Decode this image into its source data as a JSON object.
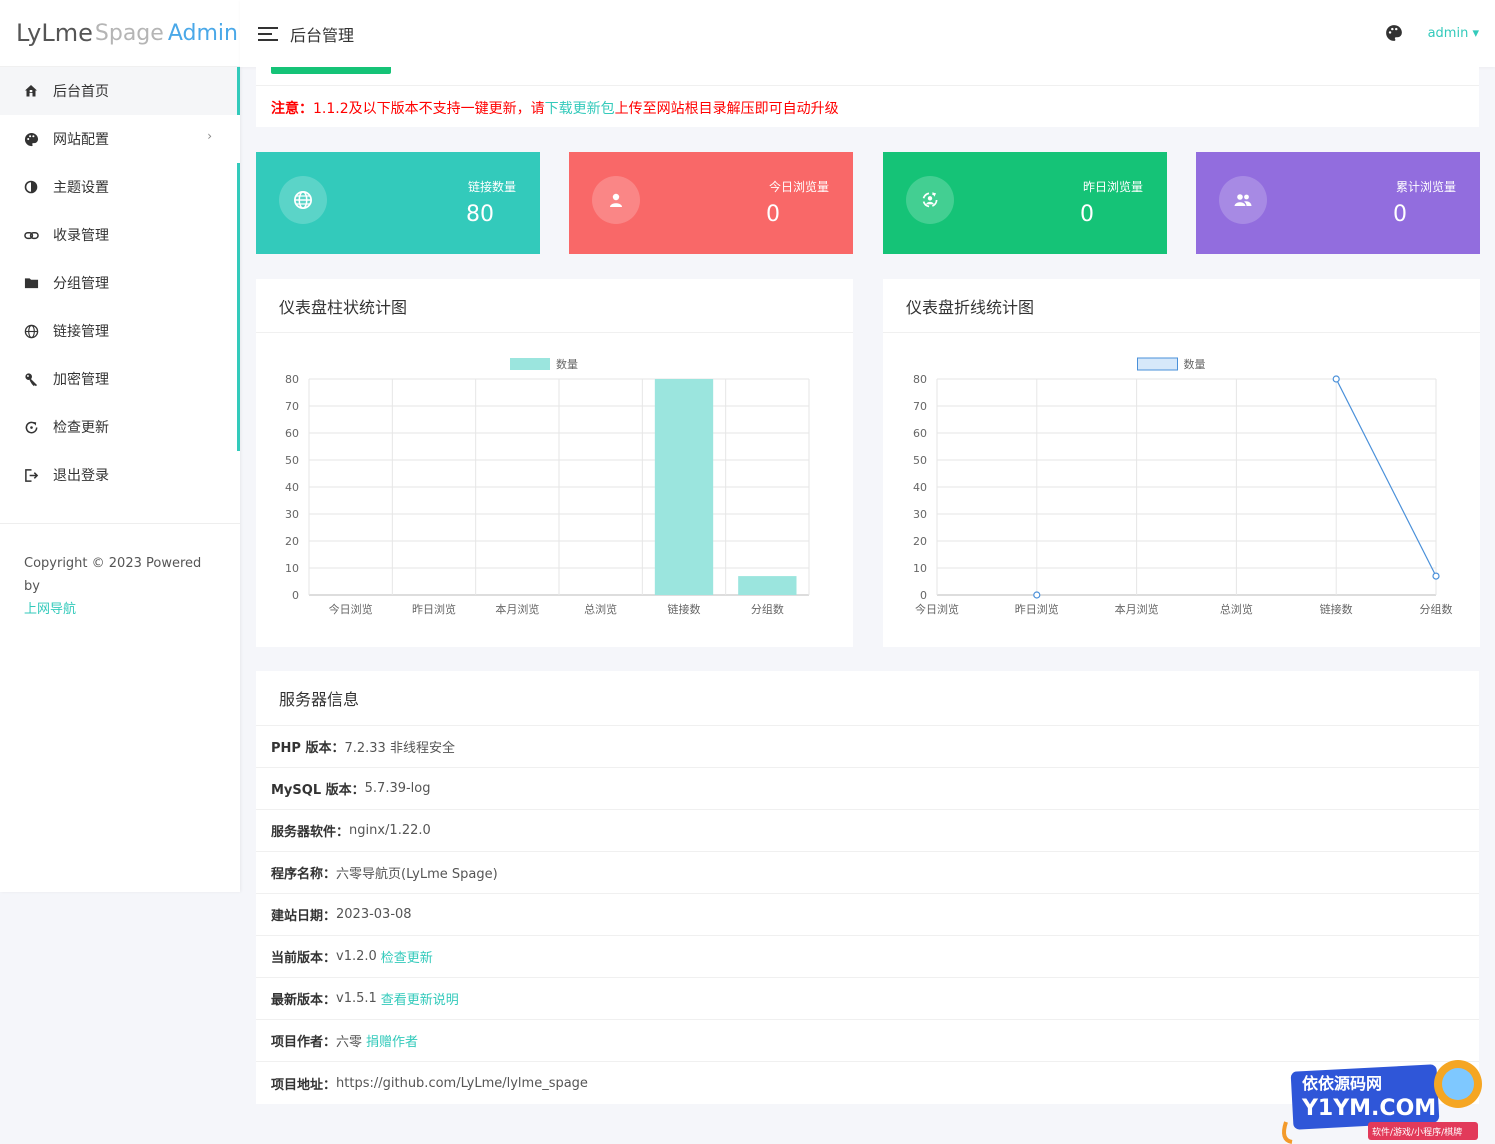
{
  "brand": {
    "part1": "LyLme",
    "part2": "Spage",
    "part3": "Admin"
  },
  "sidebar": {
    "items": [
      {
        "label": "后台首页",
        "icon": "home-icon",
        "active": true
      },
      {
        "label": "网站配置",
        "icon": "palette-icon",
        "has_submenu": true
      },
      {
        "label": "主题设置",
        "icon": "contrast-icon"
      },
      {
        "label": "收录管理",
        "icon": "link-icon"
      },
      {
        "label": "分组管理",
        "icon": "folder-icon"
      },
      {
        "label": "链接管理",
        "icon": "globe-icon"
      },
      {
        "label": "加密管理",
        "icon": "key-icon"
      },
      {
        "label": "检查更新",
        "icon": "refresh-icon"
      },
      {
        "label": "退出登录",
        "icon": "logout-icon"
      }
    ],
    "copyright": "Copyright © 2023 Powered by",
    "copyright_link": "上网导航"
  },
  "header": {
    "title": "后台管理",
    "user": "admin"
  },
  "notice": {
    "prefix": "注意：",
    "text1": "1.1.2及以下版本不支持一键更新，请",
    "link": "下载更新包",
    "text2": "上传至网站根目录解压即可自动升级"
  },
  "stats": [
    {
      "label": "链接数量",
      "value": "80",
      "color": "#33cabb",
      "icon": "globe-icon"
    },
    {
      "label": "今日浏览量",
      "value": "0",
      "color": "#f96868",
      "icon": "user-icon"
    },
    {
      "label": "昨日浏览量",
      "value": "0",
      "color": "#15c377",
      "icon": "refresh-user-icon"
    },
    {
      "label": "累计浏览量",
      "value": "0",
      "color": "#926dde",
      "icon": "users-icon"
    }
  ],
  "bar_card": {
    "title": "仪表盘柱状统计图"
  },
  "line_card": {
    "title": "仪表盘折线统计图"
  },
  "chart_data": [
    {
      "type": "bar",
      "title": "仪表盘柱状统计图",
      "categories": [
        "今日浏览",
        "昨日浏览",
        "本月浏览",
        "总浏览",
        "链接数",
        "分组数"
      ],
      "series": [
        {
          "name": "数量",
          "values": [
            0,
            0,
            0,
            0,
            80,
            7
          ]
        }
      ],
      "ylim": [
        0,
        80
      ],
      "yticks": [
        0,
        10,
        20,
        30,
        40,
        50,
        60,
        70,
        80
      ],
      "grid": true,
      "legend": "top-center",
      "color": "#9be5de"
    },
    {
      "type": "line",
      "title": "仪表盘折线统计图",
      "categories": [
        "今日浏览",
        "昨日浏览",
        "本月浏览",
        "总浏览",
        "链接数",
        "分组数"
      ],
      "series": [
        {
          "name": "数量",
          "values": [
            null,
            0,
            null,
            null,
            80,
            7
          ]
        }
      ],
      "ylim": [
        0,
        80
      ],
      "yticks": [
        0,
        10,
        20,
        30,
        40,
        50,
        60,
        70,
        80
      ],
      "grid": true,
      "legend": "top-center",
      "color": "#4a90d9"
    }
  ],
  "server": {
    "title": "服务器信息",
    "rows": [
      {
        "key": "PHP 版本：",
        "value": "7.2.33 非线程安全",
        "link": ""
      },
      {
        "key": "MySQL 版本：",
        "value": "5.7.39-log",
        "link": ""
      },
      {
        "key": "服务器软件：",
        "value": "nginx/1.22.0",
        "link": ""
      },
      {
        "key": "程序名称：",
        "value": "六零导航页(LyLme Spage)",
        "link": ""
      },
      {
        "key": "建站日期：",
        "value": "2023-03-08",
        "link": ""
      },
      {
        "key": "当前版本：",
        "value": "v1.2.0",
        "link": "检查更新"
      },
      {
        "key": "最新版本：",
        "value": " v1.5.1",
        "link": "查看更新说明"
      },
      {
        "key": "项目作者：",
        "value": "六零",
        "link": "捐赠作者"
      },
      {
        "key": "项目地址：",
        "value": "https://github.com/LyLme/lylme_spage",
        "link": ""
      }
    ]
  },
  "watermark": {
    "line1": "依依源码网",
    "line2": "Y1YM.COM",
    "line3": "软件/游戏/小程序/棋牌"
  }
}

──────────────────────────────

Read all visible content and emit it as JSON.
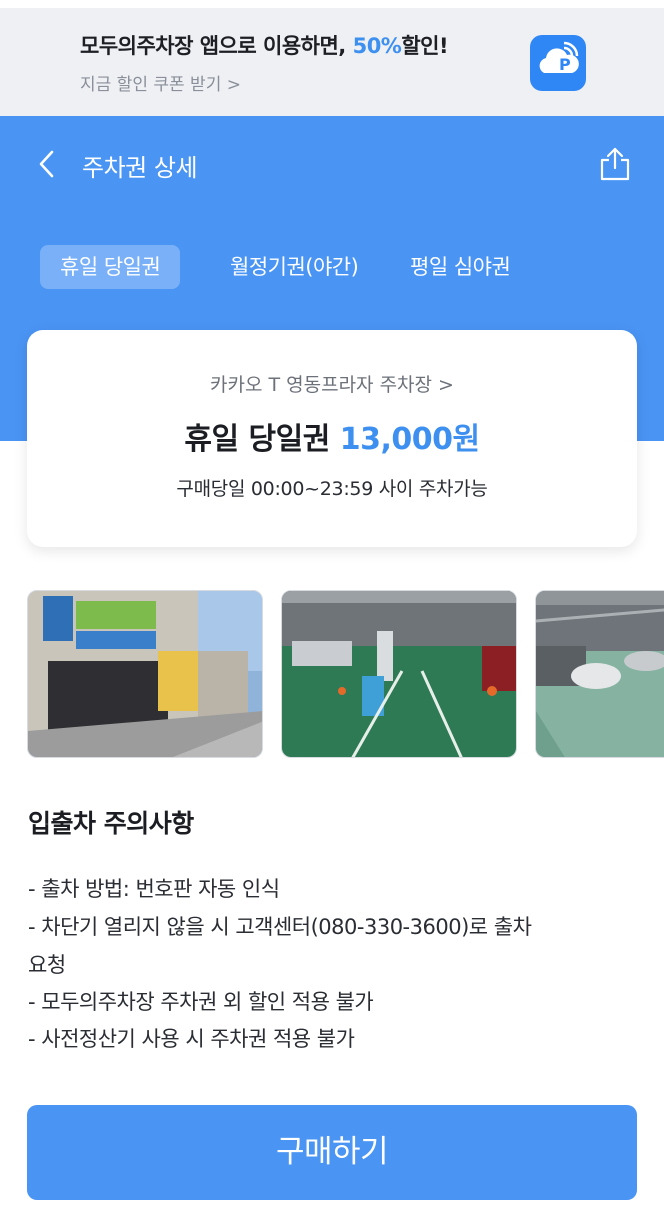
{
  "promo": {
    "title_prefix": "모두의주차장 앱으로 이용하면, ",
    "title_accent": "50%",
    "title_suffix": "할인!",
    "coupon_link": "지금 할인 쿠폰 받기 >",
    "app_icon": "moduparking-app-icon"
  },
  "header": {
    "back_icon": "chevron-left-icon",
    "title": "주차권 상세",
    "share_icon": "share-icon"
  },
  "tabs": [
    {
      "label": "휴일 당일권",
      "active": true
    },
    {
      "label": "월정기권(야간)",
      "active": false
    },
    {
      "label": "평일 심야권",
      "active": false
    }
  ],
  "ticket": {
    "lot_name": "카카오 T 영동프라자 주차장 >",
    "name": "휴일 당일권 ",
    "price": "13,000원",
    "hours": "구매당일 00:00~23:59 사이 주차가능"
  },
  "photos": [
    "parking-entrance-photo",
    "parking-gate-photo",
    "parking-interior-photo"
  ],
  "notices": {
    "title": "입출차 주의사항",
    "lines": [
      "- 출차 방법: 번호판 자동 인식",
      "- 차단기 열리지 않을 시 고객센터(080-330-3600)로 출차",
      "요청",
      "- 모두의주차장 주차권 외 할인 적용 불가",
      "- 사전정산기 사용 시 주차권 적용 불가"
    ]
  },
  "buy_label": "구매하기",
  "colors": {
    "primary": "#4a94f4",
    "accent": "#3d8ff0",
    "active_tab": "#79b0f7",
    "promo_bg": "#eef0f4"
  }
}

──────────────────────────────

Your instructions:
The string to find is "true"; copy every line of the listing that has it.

Answer to this exercise:
        "active": true
        "has_submenu": true
      "grid": true,
      "grid": true,
      "active": true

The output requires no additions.